* _WORK TO COMPLETE_: In the listing below, which lines contain the string "your"? Copy them all.
-- DATA RECORDS follows --
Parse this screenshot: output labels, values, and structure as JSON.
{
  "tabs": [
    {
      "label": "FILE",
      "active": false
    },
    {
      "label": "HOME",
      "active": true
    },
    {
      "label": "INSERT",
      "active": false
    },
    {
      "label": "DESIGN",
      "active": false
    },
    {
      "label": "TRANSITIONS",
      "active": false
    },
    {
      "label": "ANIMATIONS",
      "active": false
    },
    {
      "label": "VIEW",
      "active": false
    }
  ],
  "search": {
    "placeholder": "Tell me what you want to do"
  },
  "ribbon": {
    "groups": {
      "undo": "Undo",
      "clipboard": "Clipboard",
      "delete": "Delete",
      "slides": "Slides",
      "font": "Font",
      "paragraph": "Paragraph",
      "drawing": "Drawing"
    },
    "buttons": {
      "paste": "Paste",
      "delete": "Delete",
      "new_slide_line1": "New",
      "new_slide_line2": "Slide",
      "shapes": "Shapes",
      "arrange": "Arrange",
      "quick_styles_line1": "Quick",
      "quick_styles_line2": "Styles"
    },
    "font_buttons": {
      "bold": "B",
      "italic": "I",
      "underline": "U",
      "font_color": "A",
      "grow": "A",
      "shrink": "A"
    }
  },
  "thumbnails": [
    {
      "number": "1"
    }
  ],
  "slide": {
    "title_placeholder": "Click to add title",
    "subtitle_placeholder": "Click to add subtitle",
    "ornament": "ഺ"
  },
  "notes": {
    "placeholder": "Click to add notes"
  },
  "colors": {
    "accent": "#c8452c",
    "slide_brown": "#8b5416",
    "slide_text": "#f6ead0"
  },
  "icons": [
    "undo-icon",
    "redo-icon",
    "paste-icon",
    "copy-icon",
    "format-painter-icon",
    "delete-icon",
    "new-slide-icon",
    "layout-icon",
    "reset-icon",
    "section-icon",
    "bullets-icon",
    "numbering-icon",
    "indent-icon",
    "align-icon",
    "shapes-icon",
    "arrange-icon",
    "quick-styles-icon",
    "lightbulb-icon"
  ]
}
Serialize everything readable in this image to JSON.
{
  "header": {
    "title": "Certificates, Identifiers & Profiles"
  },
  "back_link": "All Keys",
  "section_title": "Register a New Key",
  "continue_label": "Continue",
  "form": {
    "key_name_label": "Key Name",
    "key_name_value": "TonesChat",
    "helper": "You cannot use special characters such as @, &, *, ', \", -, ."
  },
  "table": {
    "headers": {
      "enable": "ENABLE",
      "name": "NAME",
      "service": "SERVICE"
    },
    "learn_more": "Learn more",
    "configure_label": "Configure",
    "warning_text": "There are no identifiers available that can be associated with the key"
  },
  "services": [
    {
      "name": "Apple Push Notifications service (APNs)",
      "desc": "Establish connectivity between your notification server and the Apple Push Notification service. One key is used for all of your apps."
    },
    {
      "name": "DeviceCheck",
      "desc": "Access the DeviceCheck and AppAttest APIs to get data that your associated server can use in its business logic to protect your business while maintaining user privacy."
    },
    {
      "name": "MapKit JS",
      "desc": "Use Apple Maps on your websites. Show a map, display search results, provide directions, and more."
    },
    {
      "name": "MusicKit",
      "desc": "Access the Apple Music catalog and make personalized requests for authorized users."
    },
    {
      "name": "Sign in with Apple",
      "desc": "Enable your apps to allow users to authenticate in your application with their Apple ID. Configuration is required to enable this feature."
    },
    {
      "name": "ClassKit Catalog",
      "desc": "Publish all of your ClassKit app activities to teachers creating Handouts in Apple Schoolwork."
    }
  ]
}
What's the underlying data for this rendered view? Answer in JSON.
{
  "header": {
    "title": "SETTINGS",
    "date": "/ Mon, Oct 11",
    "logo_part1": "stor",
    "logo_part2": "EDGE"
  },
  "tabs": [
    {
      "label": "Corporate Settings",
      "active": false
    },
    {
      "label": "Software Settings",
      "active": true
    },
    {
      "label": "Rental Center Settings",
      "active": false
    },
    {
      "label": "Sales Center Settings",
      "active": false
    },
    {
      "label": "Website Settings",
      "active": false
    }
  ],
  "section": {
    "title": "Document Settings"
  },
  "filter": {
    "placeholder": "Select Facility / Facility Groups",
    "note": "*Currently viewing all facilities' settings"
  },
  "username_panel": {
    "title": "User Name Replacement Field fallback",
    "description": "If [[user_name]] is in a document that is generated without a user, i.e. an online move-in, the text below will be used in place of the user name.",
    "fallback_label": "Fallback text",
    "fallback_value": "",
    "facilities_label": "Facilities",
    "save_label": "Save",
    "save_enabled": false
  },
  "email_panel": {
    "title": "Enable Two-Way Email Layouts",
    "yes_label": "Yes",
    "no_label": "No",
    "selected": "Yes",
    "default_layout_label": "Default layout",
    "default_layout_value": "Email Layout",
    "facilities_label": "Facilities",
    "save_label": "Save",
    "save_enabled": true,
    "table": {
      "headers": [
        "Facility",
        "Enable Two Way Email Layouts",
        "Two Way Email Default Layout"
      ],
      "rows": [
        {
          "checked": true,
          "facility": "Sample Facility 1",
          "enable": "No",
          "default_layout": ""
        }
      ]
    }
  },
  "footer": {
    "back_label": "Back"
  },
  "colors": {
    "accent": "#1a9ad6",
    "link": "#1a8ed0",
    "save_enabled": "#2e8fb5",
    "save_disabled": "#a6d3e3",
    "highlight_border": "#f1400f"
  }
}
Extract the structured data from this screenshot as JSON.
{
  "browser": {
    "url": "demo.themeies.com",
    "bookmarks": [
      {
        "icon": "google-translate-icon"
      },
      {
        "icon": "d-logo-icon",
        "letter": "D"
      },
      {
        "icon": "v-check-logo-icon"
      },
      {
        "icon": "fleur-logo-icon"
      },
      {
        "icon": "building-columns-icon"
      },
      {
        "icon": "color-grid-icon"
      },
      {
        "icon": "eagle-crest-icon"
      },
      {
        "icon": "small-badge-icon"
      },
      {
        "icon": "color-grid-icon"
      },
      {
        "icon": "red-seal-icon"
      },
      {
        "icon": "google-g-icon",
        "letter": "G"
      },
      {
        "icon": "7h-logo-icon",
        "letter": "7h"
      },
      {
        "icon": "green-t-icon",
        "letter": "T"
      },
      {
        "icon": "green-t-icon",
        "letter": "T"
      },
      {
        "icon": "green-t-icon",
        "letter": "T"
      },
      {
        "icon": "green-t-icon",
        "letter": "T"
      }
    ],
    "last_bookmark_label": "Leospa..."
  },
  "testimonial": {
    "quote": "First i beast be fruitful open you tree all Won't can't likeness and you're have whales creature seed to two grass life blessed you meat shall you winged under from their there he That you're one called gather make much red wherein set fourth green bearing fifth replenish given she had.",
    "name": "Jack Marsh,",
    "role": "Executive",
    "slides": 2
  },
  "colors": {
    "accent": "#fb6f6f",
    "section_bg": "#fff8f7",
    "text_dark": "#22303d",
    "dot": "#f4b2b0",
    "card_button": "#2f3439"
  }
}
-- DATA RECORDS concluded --
* _TASK SOLUTION_:
      "desc": "Establish connectivity between your notification server and the Apple Push Notification service. One key is used for all of your apps."
      "desc": "Access the DeviceCheck and AppAttest APIs to get data that your associated server can use in its business logic to protect your business while maintaining user privacy."
      "desc": "Use Apple Maps on your websites. Show a map, display search results, provide directions, and more."
      "desc": "Enable your apps to allow users to authenticate in your application with their Apple ID. Configuration is required to enable this feature."
      "desc": "Publish all of your ClassKit app activities to teachers creating Handouts in Apple Schoolwork."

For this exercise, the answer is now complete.